Images embedded in the records are excluded; print everything else exactly as given.

THE DATA
=== Begin Enclosure ===

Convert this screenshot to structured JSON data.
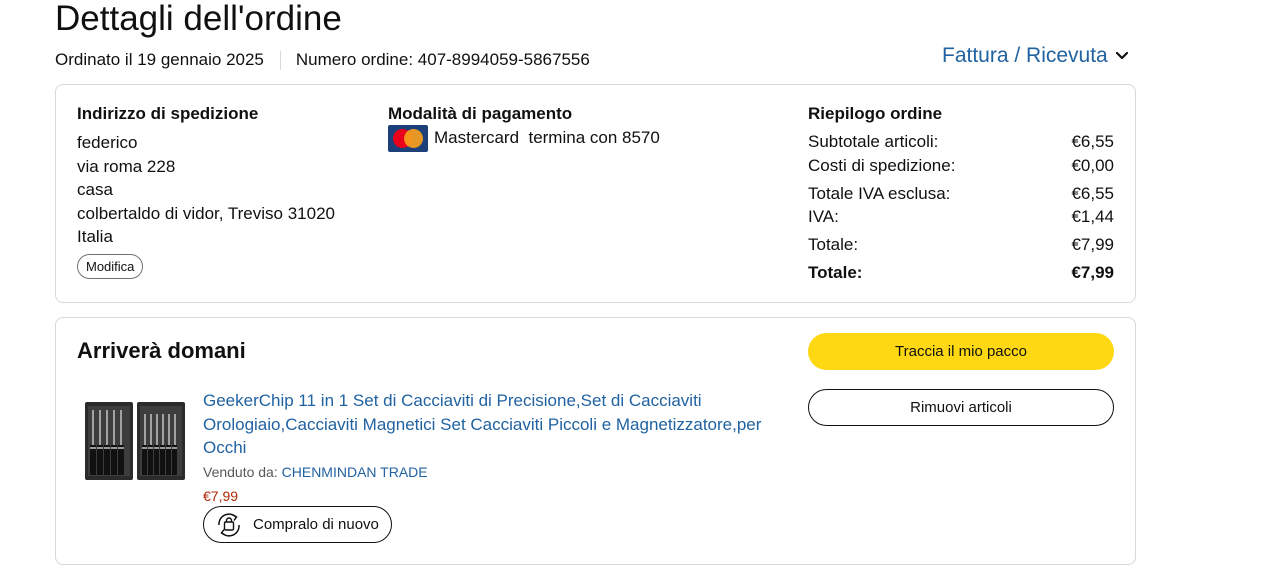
{
  "header": {
    "title": "Dettagli dell'ordine",
    "ordered_on": "Ordinato il 19 gennaio 2025",
    "order_number": "Numero ordine: 407-8994059-5867556",
    "invoice_label": "Fattura / Ricevuta",
    "invoice_icon": "chevron-down-icon"
  },
  "shipping": {
    "title": "Indirizzo di spedizione",
    "lines": [
      "federico",
      "via roma 228",
      "casa",
      "colbertaldo di vidor, Treviso 31020",
      "Italia"
    ],
    "edit_label": "Modifica"
  },
  "payment": {
    "title": "Modalità di pagamento",
    "card_icon": "mastercard-icon",
    "card_text": "Mastercard  termina con 8570"
  },
  "summary": {
    "title": "Riepilogo ordine",
    "rows": [
      {
        "label": "Subtotale articoli:",
        "value": "€6,55"
      },
      {
        "label": "Costi di spedizione:",
        "value": "€0,00"
      },
      {
        "label": "Totale IVA esclusa:",
        "value": "€6,55"
      },
      {
        "label": "IVA:",
        "value": "€1,44"
      },
      {
        "label": "Totale:",
        "value": "€7,99"
      },
      {
        "label": "Totale:",
        "value": "€7,99"
      }
    ]
  },
  "shipment": {
    "status": "Arriverà domani",
    "track_label": "Traccia il mio pacco",
    "remove_label": "Rimuovi articoli",
    "item": {
      "title": "GeekerChip 11 in 1 Set di Cacciaviti di Precisione,Set di Cacciaviti Orologiaio,Cacciaviti Magnetici Set Cacciaviti Piccoli e Magnetizzatore,per Occhi",
      "sold_by_label": "Venduto da:",
      "seller": "CHENMINDAN TRADE",
      "price": "€7,99",
      "buy_again_label": "Compralo di nuovo",
      "buy_again_icon": "buy-again-icon"
    }
  },
  "colors": {
    "link": "#2162a1",
    "primary_button": "#ffd814",
    "price": "#b12704",
    "border": "#d5d9d9"
  }
}
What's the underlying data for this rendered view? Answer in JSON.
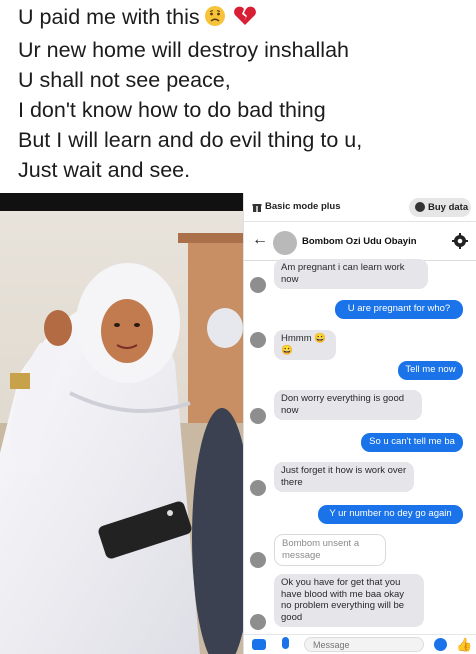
{
  "caption": {
    "lines": [
      "U paid me with this",
      "Ur new home will destroy inshallah",
      "U shall not see peace,",
      "I don't know how to do bad thing",
      "But I will learn and do evil thing to u,",
      "Just wait and see."
    ],
    "line1_emojis": [
      "worried-face",
      "broken-heart"
    ]
  },
  "photo": {
    "description_icon": "woman-in-white-hijab-photo"
  },
  "chat": {
    "mode_label": "Basic mode plus",
    "buy_data_label": "Buy data",
    "contact_name": "Bombom Ozi Udu Obayin",
    "composer_placeholder": "Message",
    "accent_color": "#1a73e8",
    "messages": [
      {
        "dir": "in",
        "text": "Am pregnant i can learn work now"
      },
      {
        "dir": "out",
        "text": "U are pregnant for who?"
      },
      {
        "dir": "in",
        "text": "Hmmm 😀😀"
      },
      {
        "dir": "out",
        "text": "Tell me now"
      },
      {
        "dir": "in",
        "text": "Don worry everything is good now"
      },
      {
        "dir": "out",
        "text": "So u can't tell me ba"
      },
      {
        "dir": "in",
        "text": "Just forget it how is work over there"
      },
      {
        "dir": "out",
        "text": "Y ur number no dey go again"
      },
      {
        "dir": "unsent",
        "text": "Bombom unsent a message"
      },
      {
        "dir": "in",
        "text": "Ok you have for get that you have blood with me baa okay no problem everything will be good"
      }
    ]
  }
}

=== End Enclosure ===

EXERCISE ANSWER
Convert this screenshot to structured JSON data.
{
  "header": {
    "title": "Dettagli dell'ordine",
    "ordered_on": "Ordinato il 19 gennaio 2025",
    "order_number": "Numero ordine: 407-8994059-5867556",
    "invoice_label": "Fattura / Ricevuta",
    "invoice_icon": "chevron-down-icon"
  },
  "shipping": {
    "title": "Indirizzo di spedizione",
    "lines": [
      "federico",
      "via roma 228",
      "casa",
      "colbertaldo di vidor, Treviso 31020",
      "Italia"
    ],
    "edit_label": "Modifica"
  },
  "payment": {
    "title": "Modalità di pagamento",
    "card_icon": "mastercard-icon",
    "card_text": "Mastercard  termina con 8570"
  },
  "summary": {
    "title": "Riepilogo ordine",
    "rows": [
      {
        "label": "Subtotale articoli:",
        "value": "€6,55"
      },
      {
        "label": "Costi di spedizione:",
        "value": "€0,00"
      },
      {
        "label": "Totale IVA esclusa:",
        "value": "€6,55"
      },
      {
        "label": "IVA:",
        "value": "€1,44"
      },
      {
        "label": "Totale:",
        "value": "€7,99"
      },
      {
        "label": "Totale:",
        "value": "€7,99"
      }
    ]
  },
  "shipment": {
    "status": "Arriverà domani",
    "track_label": "Traccia il mio pacco",
    "remove_label": "Rimuovi articoli",
    "item": {
      "title": "GeekerChip 11 in 1 Set di Cacciaviti di Precisione,Set di Cacciaviti Orologiaio,Cacciaviti Magnetici Set Cacciaviti Piccoli e Magnetizzatore,per Occhi",
      "sold_by_label": "Venduto da:",
      "seller": "CHENMINDAN TRADE",
      "price": "€7,99",
      "buy_again_label": "Compralo di nuovo",
      "buy_again_icon": "buy-again-icon"
    }
  },
  "colors": {
    "link": "#2162a1",
    "primary_button": "#ffd814",
    "price": "#b12704",
    "border": "#d5d9d9"
  }
}
What's the underlying data for this rendered view? Answer in JSON.
{
  "caption": {
    "lines": [
      "U paid me with this",
      "Ur new home will destroy inshallah",
      "U shall not see peace,",
      "I don't know how to do bad thing",
      "But I will learn and do evil thing to u,",
      "Just wait and see."
    ],
    "line1_emojis": [
      "worried-face",
      "broken-heart"
    ]
  },
  "photo": {
    "description_icon": "woman-in-white-hijab-photo"
  },
  "chat": {
    "mode_label": "Basic mode plus",
    "buy_data_label": "Buy data",
    "contact_name": "Bombom Ozi Udu Obayin",
    "composer_placeholder": "Message",
    "accent_color": "#1a73e8",
    "messages": [
      {
        "dir": "in",
        "text": "Am pregnant i can learn work now"
      },
      {
        "dir": "out",
        "text": "U are pregnant for who?"
      },
      {
        "dir": "in",
        "text": "Hmmm 😀😀"
      },
      {
        "dir": "out",
        "text": "Tell me now"
      },
      {
        "dir": "in",
        "text": "Don worry everything is good now"
      },
      {
        "dir": "out",
        "text": "So u can't tell me ba"
      },
      {
        "dir": "in",
        "text": "Just forget it how is work over there"
      },
      {
        "dir": "out",
        "text": "Y ur number no dey go again"
      },
      {
        "dir": "unsent",
        "text": "Bombom unsent a message"
      },
      {
        "dir": "in",
        "text": "Ok you have for get that you have blood with me baa okay no problem everything will be good"
      }
    ]
  }
}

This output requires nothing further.